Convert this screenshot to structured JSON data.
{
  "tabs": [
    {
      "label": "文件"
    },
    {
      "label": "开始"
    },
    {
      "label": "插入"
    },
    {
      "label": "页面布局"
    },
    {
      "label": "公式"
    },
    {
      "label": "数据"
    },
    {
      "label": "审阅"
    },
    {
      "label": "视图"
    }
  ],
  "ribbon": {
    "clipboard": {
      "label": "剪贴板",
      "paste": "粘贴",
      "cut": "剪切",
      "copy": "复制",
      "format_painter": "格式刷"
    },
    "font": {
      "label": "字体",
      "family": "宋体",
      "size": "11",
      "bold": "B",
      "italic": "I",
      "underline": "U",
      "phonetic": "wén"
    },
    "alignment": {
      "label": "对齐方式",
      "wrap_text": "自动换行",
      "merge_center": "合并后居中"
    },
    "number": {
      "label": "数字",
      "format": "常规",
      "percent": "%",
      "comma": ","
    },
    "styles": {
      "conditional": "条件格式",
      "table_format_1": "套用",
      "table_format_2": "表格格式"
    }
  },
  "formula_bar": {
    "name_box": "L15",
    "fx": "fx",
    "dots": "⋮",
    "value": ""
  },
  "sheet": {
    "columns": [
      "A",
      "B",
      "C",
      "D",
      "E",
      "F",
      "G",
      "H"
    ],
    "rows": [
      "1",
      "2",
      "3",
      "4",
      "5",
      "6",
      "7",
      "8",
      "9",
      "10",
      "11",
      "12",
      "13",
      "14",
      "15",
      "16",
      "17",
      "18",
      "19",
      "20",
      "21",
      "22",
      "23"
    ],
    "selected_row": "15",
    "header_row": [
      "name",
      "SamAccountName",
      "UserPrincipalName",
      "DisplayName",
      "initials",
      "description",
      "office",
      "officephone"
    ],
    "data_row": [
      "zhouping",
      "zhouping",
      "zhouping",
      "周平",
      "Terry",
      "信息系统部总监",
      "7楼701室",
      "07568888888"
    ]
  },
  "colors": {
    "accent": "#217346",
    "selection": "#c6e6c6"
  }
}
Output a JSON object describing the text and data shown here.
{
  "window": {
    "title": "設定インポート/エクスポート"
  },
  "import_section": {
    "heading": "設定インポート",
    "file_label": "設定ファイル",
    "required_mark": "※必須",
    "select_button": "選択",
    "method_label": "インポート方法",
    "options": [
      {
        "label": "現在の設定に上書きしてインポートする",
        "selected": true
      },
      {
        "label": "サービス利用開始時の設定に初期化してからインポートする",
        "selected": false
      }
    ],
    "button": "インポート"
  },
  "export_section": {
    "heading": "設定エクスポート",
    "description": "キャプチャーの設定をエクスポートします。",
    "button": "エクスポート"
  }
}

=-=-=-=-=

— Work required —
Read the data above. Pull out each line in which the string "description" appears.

— Result of the task —
      "description",
    "description": "キャプチャーの設定をエクスポートします。",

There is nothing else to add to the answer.